(Excerpts from an interface dataset)

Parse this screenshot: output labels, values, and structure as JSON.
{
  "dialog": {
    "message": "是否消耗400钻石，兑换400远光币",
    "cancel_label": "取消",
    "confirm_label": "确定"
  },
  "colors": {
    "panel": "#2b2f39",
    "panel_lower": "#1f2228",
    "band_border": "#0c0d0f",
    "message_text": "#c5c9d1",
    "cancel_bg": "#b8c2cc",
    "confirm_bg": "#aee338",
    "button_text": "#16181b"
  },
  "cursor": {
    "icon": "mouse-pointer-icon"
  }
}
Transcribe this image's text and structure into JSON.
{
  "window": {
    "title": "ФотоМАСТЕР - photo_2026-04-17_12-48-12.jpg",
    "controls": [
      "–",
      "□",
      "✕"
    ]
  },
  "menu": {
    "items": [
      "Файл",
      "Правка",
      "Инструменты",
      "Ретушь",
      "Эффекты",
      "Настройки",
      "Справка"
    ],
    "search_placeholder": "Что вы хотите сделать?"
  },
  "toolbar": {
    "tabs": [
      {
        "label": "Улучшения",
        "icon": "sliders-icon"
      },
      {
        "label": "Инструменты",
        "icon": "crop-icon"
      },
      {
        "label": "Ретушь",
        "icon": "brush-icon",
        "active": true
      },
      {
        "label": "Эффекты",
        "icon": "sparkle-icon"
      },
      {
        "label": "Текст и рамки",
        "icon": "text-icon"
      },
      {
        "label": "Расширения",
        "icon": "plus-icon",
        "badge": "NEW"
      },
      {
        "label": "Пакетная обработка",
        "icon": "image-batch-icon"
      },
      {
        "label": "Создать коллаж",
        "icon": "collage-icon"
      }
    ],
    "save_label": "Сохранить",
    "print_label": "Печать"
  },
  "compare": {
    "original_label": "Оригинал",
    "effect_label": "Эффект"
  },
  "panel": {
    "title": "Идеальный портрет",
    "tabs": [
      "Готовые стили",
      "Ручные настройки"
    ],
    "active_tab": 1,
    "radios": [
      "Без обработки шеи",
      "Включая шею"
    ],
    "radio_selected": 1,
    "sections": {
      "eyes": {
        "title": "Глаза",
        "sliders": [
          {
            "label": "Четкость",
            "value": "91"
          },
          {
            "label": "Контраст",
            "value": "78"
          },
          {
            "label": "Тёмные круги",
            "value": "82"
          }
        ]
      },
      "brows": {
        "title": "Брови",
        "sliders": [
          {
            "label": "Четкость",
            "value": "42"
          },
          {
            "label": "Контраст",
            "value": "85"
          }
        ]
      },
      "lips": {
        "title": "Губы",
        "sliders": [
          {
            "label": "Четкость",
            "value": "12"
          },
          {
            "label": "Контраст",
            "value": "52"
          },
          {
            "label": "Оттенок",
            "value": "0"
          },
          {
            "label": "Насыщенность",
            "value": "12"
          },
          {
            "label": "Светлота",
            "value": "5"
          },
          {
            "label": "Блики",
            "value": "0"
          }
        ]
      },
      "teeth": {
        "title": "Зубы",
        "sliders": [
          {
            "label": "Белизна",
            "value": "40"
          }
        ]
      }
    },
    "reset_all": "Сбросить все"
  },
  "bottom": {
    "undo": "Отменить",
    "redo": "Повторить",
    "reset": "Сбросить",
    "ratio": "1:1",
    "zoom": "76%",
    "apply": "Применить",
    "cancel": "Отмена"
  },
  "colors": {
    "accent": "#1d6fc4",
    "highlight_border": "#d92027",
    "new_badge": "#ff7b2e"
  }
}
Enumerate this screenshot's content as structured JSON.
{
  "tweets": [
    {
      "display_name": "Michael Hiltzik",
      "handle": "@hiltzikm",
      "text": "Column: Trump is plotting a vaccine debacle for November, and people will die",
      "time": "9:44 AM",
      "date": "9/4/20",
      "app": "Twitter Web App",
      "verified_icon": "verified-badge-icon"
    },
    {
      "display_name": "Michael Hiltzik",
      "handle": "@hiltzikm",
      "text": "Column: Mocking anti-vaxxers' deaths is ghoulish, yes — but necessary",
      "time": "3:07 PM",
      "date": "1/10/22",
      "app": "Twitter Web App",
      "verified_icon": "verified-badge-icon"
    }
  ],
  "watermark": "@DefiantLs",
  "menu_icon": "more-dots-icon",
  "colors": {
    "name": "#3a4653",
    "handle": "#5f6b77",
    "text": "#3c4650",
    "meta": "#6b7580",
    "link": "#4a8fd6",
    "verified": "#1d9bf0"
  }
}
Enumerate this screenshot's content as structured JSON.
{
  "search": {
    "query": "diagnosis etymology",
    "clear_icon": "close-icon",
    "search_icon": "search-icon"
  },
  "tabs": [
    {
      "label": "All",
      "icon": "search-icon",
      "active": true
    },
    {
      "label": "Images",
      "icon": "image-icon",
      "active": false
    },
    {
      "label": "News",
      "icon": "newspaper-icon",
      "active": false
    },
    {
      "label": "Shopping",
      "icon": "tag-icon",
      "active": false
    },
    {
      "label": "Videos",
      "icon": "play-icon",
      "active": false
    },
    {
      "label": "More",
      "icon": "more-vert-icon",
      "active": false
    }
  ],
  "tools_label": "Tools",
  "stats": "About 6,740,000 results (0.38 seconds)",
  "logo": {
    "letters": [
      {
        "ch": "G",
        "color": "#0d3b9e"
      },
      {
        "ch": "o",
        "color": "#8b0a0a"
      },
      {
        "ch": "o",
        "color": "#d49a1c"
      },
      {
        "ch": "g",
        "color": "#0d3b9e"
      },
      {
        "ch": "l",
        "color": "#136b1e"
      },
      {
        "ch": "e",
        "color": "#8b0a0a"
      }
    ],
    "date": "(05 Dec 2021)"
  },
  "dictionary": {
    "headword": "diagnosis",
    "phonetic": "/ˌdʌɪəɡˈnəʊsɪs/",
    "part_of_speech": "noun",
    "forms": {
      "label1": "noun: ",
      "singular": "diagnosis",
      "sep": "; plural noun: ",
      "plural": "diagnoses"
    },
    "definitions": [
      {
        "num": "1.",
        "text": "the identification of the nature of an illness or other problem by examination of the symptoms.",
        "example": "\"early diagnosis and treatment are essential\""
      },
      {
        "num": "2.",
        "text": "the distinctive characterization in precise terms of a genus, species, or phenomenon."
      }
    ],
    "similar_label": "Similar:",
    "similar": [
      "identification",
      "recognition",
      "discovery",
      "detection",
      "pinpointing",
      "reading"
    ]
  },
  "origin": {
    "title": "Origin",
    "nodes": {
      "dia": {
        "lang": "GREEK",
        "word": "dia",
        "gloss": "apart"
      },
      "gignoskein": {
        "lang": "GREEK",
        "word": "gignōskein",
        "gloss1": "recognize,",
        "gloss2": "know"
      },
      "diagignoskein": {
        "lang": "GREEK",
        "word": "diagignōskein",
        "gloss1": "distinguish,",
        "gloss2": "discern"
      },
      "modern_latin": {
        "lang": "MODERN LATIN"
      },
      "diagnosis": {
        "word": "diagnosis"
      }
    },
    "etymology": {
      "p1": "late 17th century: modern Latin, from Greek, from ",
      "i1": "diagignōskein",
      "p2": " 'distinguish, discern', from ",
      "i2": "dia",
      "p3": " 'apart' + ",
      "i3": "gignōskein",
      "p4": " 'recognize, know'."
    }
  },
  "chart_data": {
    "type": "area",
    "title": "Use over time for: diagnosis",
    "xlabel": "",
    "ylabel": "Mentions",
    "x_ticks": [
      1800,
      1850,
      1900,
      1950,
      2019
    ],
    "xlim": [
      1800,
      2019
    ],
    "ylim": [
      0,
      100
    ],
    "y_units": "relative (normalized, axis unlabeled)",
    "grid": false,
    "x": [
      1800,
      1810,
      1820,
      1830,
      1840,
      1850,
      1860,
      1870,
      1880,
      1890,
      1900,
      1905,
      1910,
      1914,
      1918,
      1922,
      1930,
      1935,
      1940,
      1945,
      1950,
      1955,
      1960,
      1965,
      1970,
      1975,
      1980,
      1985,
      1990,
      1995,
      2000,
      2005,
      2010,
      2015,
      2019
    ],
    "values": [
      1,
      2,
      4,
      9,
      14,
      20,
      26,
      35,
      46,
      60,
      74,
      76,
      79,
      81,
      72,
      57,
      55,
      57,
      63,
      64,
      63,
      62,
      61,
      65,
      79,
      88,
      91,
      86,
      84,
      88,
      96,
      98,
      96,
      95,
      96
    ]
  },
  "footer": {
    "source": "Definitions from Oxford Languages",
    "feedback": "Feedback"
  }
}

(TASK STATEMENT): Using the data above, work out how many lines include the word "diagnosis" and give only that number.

(SOLUTION TO THIS EXERCISE): 7